__How to complete this task__. The data that follows is to be copied exactly, with each image removed.

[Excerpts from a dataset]
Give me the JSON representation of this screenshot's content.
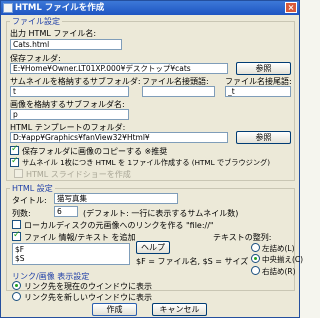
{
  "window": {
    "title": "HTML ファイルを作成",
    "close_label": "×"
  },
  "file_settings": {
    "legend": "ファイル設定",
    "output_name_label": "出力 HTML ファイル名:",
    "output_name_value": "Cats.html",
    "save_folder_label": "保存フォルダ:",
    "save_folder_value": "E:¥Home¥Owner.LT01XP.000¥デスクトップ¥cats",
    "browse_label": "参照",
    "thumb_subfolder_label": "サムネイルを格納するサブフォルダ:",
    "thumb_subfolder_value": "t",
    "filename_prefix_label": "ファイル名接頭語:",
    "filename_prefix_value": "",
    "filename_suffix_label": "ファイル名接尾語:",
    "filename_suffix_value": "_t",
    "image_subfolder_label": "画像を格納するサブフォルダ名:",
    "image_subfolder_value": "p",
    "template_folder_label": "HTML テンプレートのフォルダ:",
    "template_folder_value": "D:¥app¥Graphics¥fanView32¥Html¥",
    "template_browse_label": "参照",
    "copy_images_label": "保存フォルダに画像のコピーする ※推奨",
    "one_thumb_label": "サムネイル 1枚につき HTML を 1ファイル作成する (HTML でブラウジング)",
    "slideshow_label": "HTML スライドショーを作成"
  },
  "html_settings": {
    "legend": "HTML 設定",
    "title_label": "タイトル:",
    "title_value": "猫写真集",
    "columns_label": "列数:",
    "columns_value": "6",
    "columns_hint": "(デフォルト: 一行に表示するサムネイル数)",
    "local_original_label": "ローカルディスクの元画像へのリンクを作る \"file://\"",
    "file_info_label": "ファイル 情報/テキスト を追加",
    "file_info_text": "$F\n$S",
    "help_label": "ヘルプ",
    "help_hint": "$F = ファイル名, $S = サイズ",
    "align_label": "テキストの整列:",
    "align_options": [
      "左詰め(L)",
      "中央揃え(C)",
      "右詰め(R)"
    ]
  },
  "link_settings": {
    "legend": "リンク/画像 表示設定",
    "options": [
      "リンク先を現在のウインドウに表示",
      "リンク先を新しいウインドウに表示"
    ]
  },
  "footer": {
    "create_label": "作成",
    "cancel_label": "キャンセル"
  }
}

__Answer to this task__.
Give me the JSON representation of this screenshot's content.
{
  "window": {
    "title": "HTML ファイルを作成",
    "close_label": "×"
  },
  "file_settings": {
    "legend": "ファイル設定",
    "output_name_label": "出力 HTML ファイル名:",
    "output_name_value": "Cats.html",
    "save_folder_label": "保存フォルダ:",
    "save_folder_value": "E:¥Home¥Owner.LT01XP.000¥デスクトップ¥cats",
    "browse_label": "参照",
    "thumb_subfolder_label": "サムネイルを格納するサブフォルダ:",
    "thumb_subfolder_value": "t",
    "filename_prefix_label": "ファイル名接頭語:",
    "filename_prefix_value": "",
    "filename_suffix_label": "ファイル名接尾語:",
    "filename_suffix_value": "_t",
    "image_subfolder_label": "画像を格納するサブフォルダ名:",
    "image_subfolder_value": "p",
    "template_folder_label": "HTML テンプレートのフォルダ:",
    "template_folder_value": "D:¥app¥Graphics¥fanView32¥Html¥",
    "template_browse_label": "参照",
    "copy_images_label": "保存フォルダに画像のコピーする ※推奨",
    "one_thumb_label": "サムネイル 1枚につき HTML を 1ファイル作成する (HTML でブラウジング)",
    "slideshow_label": "HTML スライドショーを作成"
  },
  "html_settings": {
    "legend": "HTML 設定",
    "title_label": "タイトル:",
    "title_value": "猫写真集",
    "columns_label": "列数:",
    "columns_value": "6",
    "columns_hint": "(デフォルト: 一行に表示するサムネイル数)",
    "local_original_label": "ローカルディスクの元画像へのリンクを作る \"file://\"",
    "file_info_label": "ファイル 情報/テキスト を追加",
    "file_info_text": "$F\n$S",
    "help_label": "ヘルプ",
    "help_hint": "$F = ファイル名, $S = サイズ",
    "align_label": "テキストの整列:",
    "align_options": [
      "左詰め(L)",
      "中央揃え(C)",
      "右詰め(R)"
    ]
  },
  "link_settings": {
    "legend": "リンク/画像 表示設定",
    "options": [
      "リンク先を現在のウインドウに表示",
      "リンク先を新しいウインドウに表示"
    ]
  },
  "footer": {
    "create_label": "作成",
    "cancel_label": "キャンセル"
  }
}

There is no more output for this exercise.